Albrecht Dürer

Portrait: Albrecht Dürer
Albrecht Dürer, marble bust by Wilhelm Riedisser, 1913, Stiftung der Verlagsbuchhandlung Braun & Schneider, Munich
Deutsches Buch- und Schriftmuseum der Deutschen Nationalbibliothek Leipzig, Fotografie: Michael Setzpfandt

Albrecht Dürer

Media theoretician of the 16th century

One finds a great many people who can do nothing and do not want to learn anything, who despise art, and say that a great deal of art is evil. I say, however, that all arts are good, also those which may be used to do evil. The artistic person is devout by nature, and so he avoids evil and does good. That is the purpose of art, it helps us recognise good and evil.

Albrecht Dürer, Lehrbuch der Malerei, circa 1500

Albrecht Dürer, born into a family of goldsmiths and a citizen of Nuremberg often described as the greatest German artist of all time, began an apprenticeship with the painter Michael Wolgemut in 1486 at his own urging. It was in his workshop that many of the woodcuts for the Schedelsche Weltchronik were completed. Periods of stay in Alsace and Basel as well as a journey to Venice preceded the founding of his own workshop in his home town. Another trip to Venice in 1505/06 provided him with more in-depth knowledge of Italian art and teachings about proportion.

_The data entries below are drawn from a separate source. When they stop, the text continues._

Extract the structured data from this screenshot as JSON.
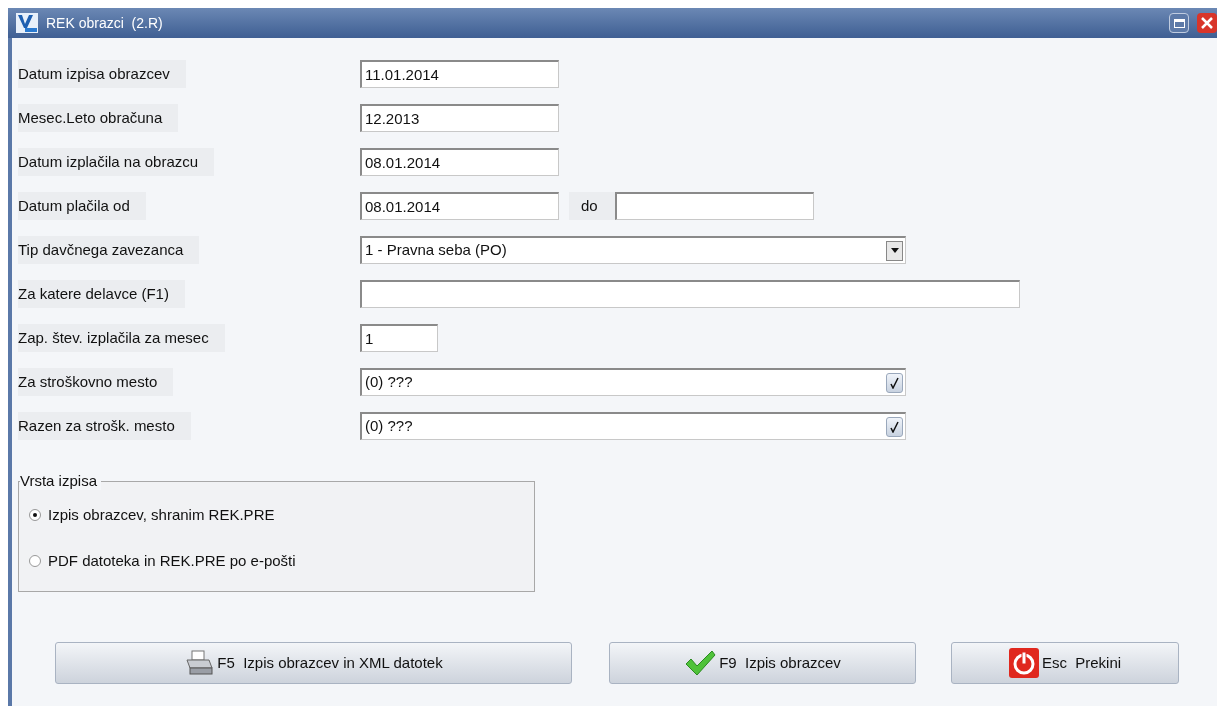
{
  "window": {
    "title": "REK obrazci  (2.R)"
  },
  "fields": [
    {
      "kind": "medium",
      "label": "Datum izpisa obrazcev",
      "value": "11.01.2014"
    },
    {
      "kind": "medium",
      "label": "Mesec.Leto obračuna",
      "value": "12.2013"
    },
    {
      "kind": "medium",
      "label": "Datum izplačila na obrazcu",
      "value": "08.01.2014"
    },
    {
      "kind": "range",
      "label": "Datum plačila od",
      "value": "08.01.2014",
      "to_label": "do"
    },
    {
      "kind": "select",
      "label": "Tip davčnega zavezanca",
      "value": "1 - Pravna seba (PO)"
    },
    {
      "kind": "long",
      "label": "Za katere delavce (F1)"
    },
    {
      "kind": "short",
      "label": "Zap. štev. izplačila za mesec",
      "value": "1"
    },
    {
      "kind": "lookup",
      "label": "Za stroškovno mesto",
      "value": "(0) ???"
    },
    {
      "kind": "lookup",
      "label": "Razen za strošk. mesto",
      "value": "(0) ???"
    }
  ],
  "output_type": {
    "title": "Vrsta izpisa",
    "options": [
      {
        "label": "Izpis obrazcev, shranim REK.PRE",
        "selected": true
      },
      {
        "label": "PDF datoteka in REK.PRE po e-pošti",
        "selected": false
      }
    ]
  },
  "buttons": [
    {
      "kind": "print",
      "label": "F5  Izpis obrazcev in XML datotek"
    },
    {
      "kind": "ok",
      "label": "F9  Izpis obrazcev"
    },
    {
      "kind": "cancel",
      "label": "Esc  Prekini"
    }
  ]
}
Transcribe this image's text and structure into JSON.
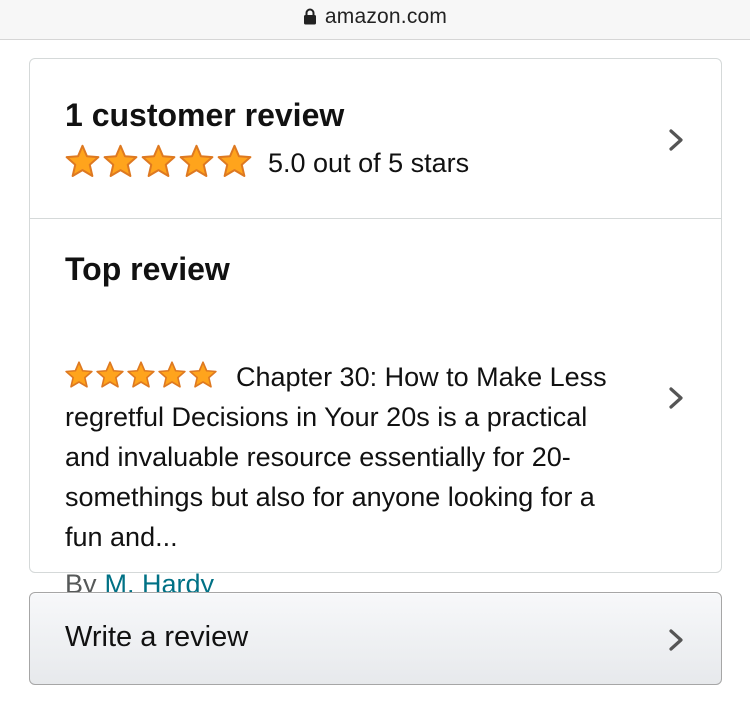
{
  "browser": {
    "url": "amazon.com"
  },
  "summary": {
    "heading": "1 customer review",
    "stars": 5,
    "rating_text": "5.0 out of 5 stars"
  },
  "top_review": {
    "heading": "Top review",
    "stars": 5,
    "body": "Chapter 30: How to Make Less regretful Decisions in Your 20s is a practical and invaluable resource essentially for 20-somethings but also for anyone looking for a fun and...",
    "by_label": "By",
    "author": "M. Hardy"
  },
  "write_review": {
    "label": "Write a review"
  },
  "colors": {
    "star_fill": "#FFA41C",
    "star_stroke": "#DE7921",
    "link": "#007185",
    "border": "#D5D9D9"
  }
}
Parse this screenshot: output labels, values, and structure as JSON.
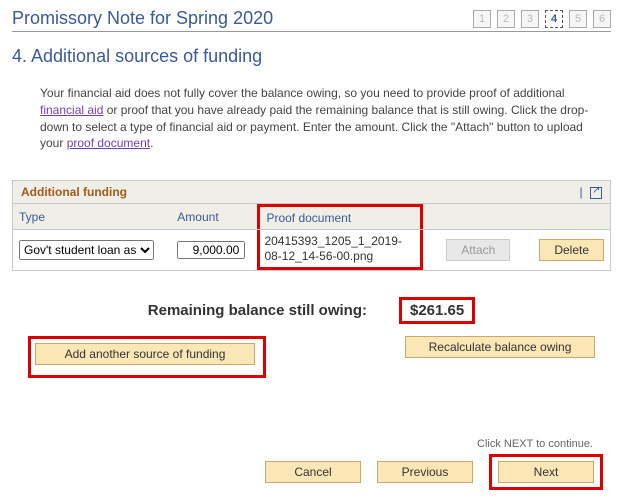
{
  "header": {
    "title": "Promissory Note for Spring 2020",
    "steps": [
      "1",
      "2",
      "3",
      "4",
      "5",
      "6"
    ],
    "active_step_index": 3
  },
  "section": {
    "heading": "4. Additional sources of funding",
    "intro_part1": "Your financial aid does not fully cover the balance owing, so you need to provide proof of additional ",
    "link1": "financial aid",
    "intro_part2": " or proof that you have already paid the remaining balance that is still owing. Click the drop-down to select a type of financial aid or payment. Enter the amount. Click the \"Attach\" button to upload your ",
    "link2": "proof document",
    "intro_part3": "."
  },
  "table": {
    "caption": "Additional funding",
    "cols": {
      "type": "Type",
      "amount": "Amount",
      "proof": "Proof document"
    },
    "row": {
      "type_selected": "Gov't student loan asses",
      "amount": "9,000.00",
      "proof_filename": "20415393_1205_1_2019-08-12_14-56-00.png",
      "attach_label": "Attach",
      "delete_label": "Delete"
    }
  },
  "remaining": {
    "label": "Remaining balance still owing:",
    "value": "$261.65"
  },
  "actions": {
    "add_label": "Add another source of funding",
    "recalc_label": "Recalculate balance owing"
  },
  "footer": {
    "hint": "Click NEXT to continue.",
    "cancel": "Cancel",
    "previous": "Previous",
    "next": "Next"
  }
}
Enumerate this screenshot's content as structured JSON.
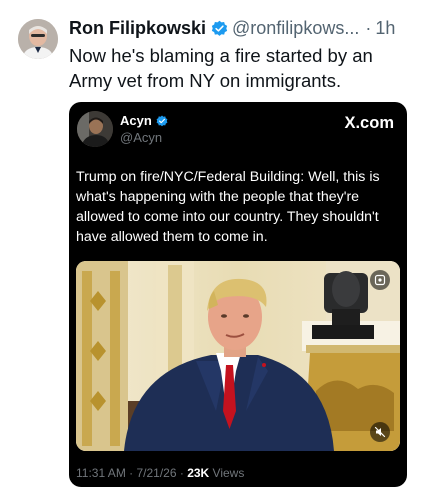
{
  "post": {
    "author_name": "Ron Filipkowski",
    "author_handle": "@ronfilipkows...",
    "separator": "·",
    "time": "1h",
    "text": "Now he's blaming a fire started by an Army vet from NY on immigrants.",
    "verified_badge_color": "#1d9bf0",
    "icons": {
      "verified": "verified-badge-icon"
    }
  },
  "embed": {
    "author_name": "Acyn",
    "author_handle": "@Acyn",
    "site_label": "X.com",
    "text": "Trump on fire/NYC/Federal Building: Well, this is what's happening with the people that they're allowed to come into our country. They shouldn't have allowed them to come in.",
    "footer": {
      "timestamp": "11:31 AM · 7/21/26 ·",
      "views_count": "23K",
      "views_label": "Views"
    },
    "colors": {
      "background": "#000000",
      "text": "#ffffff",
      "muted": "#71767b"
    },
    "media_icons": {
      "top_right": "gif-badge-icon",
      "bottom_right": "mute-icon"
    }
  }
}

Dürer not only made a name for himself as a graphic artist and painter, but was also a writer. His Underweysung der messung mit dem zirckel und richtscheyt in Linien ebnen unnd gantzen corporen (1525) is eloquent testimony to his mathematical knowledge and it also deals in detail with the subject of script. His writings on art and science can be read like a media theory of the Renaissance. Already world famous during his lifetime Dürer, who also had connections at the Germany royal court, died in his home town at the age of 56 as the result of a fever.